6 Works

Cross-ecosystem bottlenecks alter reciprocal subsidies within meta-ecosystems

Amanda Klemmer, Mark Galatowitsch & Angus McIntosh
Reciprocal subsidies link ecosystems into meta-ecosystems, but energy transfer to organisms that do not cross boundaries may create sinks, reducing reciprocal subsidy transfer. We investigated how the type of subsidy and top predator presence influenced reciprocal flows of energy, by manipulating the addition of terrestrial leaf and terrestrial insect subsidies to experimental freshwater pond mesocosms with and without predatory fish. Over 18 months, fortnightly addition of subsidies (terrestrial beetle larvae) to top-predators was crossed with...

Data from: Associations between testosterone and immune activity in alligators depend on bacteria species and temperature

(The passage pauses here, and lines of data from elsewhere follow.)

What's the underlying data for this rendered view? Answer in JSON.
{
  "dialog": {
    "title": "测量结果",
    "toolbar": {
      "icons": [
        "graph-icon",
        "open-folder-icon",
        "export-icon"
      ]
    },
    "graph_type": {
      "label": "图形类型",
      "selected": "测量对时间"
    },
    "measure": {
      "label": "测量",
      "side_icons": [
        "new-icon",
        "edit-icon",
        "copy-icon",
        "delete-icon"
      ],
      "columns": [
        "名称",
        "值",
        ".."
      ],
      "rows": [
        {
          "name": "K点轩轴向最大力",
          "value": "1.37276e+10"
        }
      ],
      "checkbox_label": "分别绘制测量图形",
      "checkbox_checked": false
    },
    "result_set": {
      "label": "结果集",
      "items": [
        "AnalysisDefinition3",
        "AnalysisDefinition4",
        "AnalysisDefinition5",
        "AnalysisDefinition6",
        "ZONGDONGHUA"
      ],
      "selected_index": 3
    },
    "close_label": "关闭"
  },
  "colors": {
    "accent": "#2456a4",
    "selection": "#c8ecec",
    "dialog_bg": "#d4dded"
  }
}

Ashley A. LaVere, Heather J. Hamlin, Russell H. Lowers, Benjamin B. Parrott & Vanessa O. Ezenwa
Males often use elaborate sexual traits to enhance reproduction, but can experience trade-offs between investment in these traits and other physiological needs. The immunocompetence handicap hypothesis (ICHH) postulates that testosterone supports development of sexual traits while also suppressing immunity. While the ICHH implicates testosterone-mediated immunosuppression as a key mechanism of honest signaling in males, conflicting patterns across studies suggest that testosterone-immunity interactions are complex. In this study, we test the ICHH in free-ranging alligators and...

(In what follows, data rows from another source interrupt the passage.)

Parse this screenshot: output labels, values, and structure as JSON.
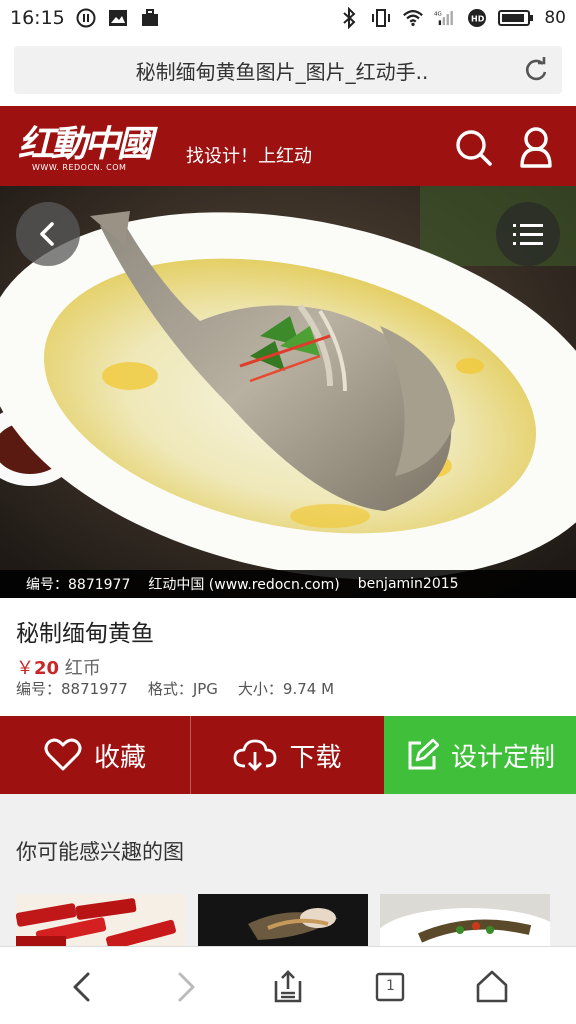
{
  "status": {
    "time": "16:15",
    "battery": "80",
    "network": "4G"
  },
  "browser": {
    "address_text": "秘制缅甸黄鱼图片_图片_红动手..",
    "tab_count": "1"
  },
  "header": {
    "logo_text": "红動中國",
    "logo_url": "WWW. REDOCN. COM",
    "slogan": "找设计！上红动"
  },
  "photo": {
    "watermark_id": "编号：8871977",
    "watermark_site": "红动中国 (www.redocn.com)",
    "watermark_author": "benjamin2015"
  },
  "product": {
    "title": "秘制缅甸黄鱼",
    "currency_symbol": "￥",
    "price": "20",
    "price_unit": "红币",
    "id_label": "编号：8871977",
    "format_label": "格式：JPG",
    "size_label": "大小：9.74 M"
  },
  "actions": {
    "favorite": "收藏",
    "download": "下载",
    "custom": "设计定制"
  },
  "related": {
    "title": "你可能感兴趣的图"
  },
  "colors": {
    "brand_red": "#9d1111",
    "accent_green": "#3fbf3a",
    "price_red": "#c62828"
  }
}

Habitat openness and edge avoidance predict saltmarsh sparrow abundance better than habitat area

Hallie Marshall, Erik Blomberg, Valerie Watson, Meaghan Conway, Jonathan Cohen, Maureen Correll, Chris Elphick, Thomas Hodgman, Alison Kocek, Adrienne Kovach, W. Gregory Shriver, Whitney Wiest & Brian Olsen
The Saltmarsh Sparrow (Ammospiza caudacuta) is a tidal marsh bird facing rapid population decline throughout its range, largely caused by degradation and loss of breeding habitat. Thus there is a need to preserve tidal marshes in the northeastern United States, but to do so requires an understanding of the habitat features that support robust populations. Previous studies have shown Saltmarsh Sparrow abundance increases with marsh size, but in similar bird species, area sensitivity is more...

The effectiveness of flower strips and hedgerows on pest control, pollination services and crop yield: a quantitative synthesis

Matthias Albrecht, David Kleijn, Neal Williams, Matthias Tschumi, Brett Blaauw, Riccardo Bommarco, Alistair Campbell, Matteo Dainese, Frank Drummond, Martin Entling, Dominik Ganser, Arjen De Groot, David Goulson, Heather Grab, Hannah Hamilton, Felix Herzog, Rufus Isaacs, Katja Jacot, Philippe Jeanneret, Mattias Jonsson, Eva Knop, Claire Kremen, Doug Landis, Greg Loeb, Lorenzo Marini … & Louis Sutter
Floral plantings are promoted to foster ecological intensification of agriculture through provisioning of ecosystem services. However, a comprehensive assessment of the effectiveness of different floral plantings, their characteristics and consequences for crop yield is lacking. Here we quantified the impacts of flower strips and hedgerows on pest control (18 studies) and pollination services (17 studies) in adjacent crops in North America, Europe and New Zealand. Flower strips, but not hedgerows, enhanced pest control services in...

Environmental conditions and call-broadcast influence detection of eastern forest owls during standardized surveys

Kyle Lima, Erynn M. Call, Thomas P. Hodgman, David S. Potter & Susan Gallo
Owls provide ecosystem services and play crucial roles in the environment making them important to monitor and study. However, standardized methods for most species do not exist, and we lack understanding of the effects of many environmental variables and call-broadcast on detection probability of owls. We performed a multispecies occupancy analysis of owl monitoring data collected from 2004 – 2013 across the state of Maine to examine the effects of environmental variables, conspecific and heterospecific...

Coupling between tree water use and calcium accumulation

Yongjiang Zhang & Xiaoming Zou
Although it is well-known that transpiration is the major driving force for plant nutrient uptake/transport, the coupling between these two processes has not been well-established. Calcium (Ca) is a good candidate to evaluate the coupling between transpiration (water use) and nutrient accumulation as Ca uptake is a passive process without relocation once incorporated, thus avoiding the confounding effects of active regulation and translocation. Here we developed a novel theoretical equation to use soil-to-plant calcium ratio...

Registration Year

  • 2020

Resource Types

  • Dataset


  • University of Maine
  • University of Georgia
  • University of Sussex
  • SUNY College of Environmental Science and Forestry
  • Estonian University of Life Sciences
  • University of Worcester
  • Centre College
  • Lund University
  • University of California, Berkeley
  • University of Koblenz and Landau